Congo, Democratic Republic of

Last Updated 21 August 2019

Populous and extremely rich in natural resources, with about 95% of the population identifying as Christian, about half of which being Catholic, the DRC has been wracked by civil conflict and massive human rights abuses for decades. The Catholic Church predominates as an institution, comparable to the state itself.

Severe Discrimination
No Rating

Constitution and government

The constitution and other laws and policies protect freedom of religion or belief and, in practice, the government generally respects this freedom. However, armed conflict in Congo (formerly Zaire) continues to violate fundamental human rights, especially in Eastern regions where the conflict is on-going.

Conflict and political hegemony

The DRC has been embroiled in a series of conflicts stretching back to 1997 when the massive inflow of refugees from Uganda and Rwanda spurred civil war and toppled the 32 year regime of independence leader Mobutu Sese Seko. The rebellion was led by Laurent Kabila who was then challenged by another internal insurrection backed by Uganda and Rwanda. In 2001, Kabila was assassinated and his son Joseph was made head of state. In 2002 the new president was successful in negotiating the withdrawal of Rwandan soldiers from East DRC with the support of troops from Chad, Angola and Zimbabwe. Two months later he signed the Pretoria Accord to end the fighting and establish a government of national unity.

In 2009 after a re emergence of conflict in eastern DRC, the government signed a peace deal with the Congress for the Defence of the People (CNDP), a primarily ethnic Tutsi rebel force. Efforts to integrate the CNDP into the Congolese military failed, resulting in their defection and the establishment of the armed group the M23, named after the failed March 23 2009 peace deal.

Fighting between the M23 and the DRC government led to major internal displacement and human rights abuses before M23 was pushed into Rwanda and Uganda by a United Nations led offensive in 2013. The DRC continues to struggle with violence committed by other armed militias such as the Democratic Forces for the Liberation of Rwanda, the Allied Democratic Forces and various mai mai groups.

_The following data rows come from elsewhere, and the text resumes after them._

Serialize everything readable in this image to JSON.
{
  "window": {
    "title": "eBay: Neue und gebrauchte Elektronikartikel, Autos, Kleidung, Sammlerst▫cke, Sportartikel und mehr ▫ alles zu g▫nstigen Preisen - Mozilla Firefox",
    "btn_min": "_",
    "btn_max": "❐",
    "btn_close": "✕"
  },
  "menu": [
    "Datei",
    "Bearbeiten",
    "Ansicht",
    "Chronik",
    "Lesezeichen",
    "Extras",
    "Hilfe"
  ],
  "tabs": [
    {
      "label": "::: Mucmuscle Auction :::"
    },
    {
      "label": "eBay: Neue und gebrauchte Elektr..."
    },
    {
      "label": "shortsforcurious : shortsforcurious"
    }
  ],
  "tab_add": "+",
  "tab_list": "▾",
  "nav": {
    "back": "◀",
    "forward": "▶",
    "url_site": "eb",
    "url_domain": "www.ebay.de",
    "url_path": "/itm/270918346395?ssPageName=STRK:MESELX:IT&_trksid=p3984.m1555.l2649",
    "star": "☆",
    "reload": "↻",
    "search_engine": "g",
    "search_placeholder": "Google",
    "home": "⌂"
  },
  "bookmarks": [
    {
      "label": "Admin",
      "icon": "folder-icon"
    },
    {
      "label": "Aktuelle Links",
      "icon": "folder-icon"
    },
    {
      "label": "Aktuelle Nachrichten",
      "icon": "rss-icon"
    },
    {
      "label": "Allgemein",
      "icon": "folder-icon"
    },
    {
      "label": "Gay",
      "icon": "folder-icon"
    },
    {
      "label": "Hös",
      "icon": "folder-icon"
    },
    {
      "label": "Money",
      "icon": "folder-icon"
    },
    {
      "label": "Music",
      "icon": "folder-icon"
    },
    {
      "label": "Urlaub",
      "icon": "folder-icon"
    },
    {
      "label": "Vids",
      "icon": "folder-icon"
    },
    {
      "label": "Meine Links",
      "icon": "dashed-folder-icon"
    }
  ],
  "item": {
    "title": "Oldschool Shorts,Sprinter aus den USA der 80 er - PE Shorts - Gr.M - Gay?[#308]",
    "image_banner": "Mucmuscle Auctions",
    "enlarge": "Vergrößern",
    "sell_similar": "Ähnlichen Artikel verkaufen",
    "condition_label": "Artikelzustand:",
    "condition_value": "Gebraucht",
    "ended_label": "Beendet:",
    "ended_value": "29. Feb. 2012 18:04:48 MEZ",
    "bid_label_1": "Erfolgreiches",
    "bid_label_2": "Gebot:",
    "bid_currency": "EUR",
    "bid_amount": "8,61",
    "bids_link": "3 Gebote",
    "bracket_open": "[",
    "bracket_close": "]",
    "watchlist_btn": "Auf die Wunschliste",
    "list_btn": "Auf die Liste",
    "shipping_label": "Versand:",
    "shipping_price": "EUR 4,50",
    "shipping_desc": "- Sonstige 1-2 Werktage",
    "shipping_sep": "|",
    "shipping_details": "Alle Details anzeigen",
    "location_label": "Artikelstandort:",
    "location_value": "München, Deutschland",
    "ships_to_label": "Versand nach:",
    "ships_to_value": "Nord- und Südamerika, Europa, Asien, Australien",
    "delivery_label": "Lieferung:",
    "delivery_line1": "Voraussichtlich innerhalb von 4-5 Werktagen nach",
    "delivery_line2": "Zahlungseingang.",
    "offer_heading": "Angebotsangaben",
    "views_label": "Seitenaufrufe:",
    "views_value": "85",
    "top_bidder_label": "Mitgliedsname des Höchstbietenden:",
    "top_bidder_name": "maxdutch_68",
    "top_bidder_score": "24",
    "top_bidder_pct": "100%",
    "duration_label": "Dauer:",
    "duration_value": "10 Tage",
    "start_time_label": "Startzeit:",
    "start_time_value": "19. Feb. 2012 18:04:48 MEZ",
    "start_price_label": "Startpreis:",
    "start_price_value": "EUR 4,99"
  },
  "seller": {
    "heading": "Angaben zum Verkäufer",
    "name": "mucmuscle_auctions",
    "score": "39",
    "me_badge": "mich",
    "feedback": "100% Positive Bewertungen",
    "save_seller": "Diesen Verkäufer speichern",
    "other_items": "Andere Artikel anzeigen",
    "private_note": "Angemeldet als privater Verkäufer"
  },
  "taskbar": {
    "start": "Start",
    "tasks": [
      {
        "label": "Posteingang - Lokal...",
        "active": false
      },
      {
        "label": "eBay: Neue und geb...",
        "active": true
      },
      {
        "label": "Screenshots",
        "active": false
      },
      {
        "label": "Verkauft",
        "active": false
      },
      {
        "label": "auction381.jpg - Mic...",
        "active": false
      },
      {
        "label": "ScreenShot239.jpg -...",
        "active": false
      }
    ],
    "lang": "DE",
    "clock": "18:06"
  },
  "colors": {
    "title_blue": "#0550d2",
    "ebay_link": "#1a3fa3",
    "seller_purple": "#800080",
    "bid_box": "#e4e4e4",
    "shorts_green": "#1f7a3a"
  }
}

Elections were delayed from October 2016 against the constitution and despite Kabila being barred from a third term in office. Failure to hold elections spurred street protests by opposition activists. Elections eventually took place in December 2018. Officials declared opposition candidate Felix Tshisekedi the winner in early 2019, but Joseph Kabila resisted the results and remained in power.

Family, community and society

According to most recent estimates there are 4.1 million internally displaced peoples within the DRC. On top of this, the DRC holds half a million refugees from neighbouring countries such as Burundi, Rwanda, South Sudan and the Central African Republic.

Deeply ingrained conservative cultural norms can stigmatise and silence LGBTI+ people, who may face prosecution under “indecency” laws if they are openly gay.

Freedom of expression, advocacy of humanist values

Freedom of expression and freedom of the press are guaranteed by the constitution. But the media are not well developed in Congo. In recent years there have been multiple reports of security forces threatening, detaining, and assaulting journalists critical of government officials. The government has also banned broadcasters who reported on the on-going armed conflict in Eastern Congo. The government does not monitor or censor online communications or restrict access to the internet, but few people have access.

Support our work

Donate Button with Credit Cards
whois: Andy White WordPress Theme Developer London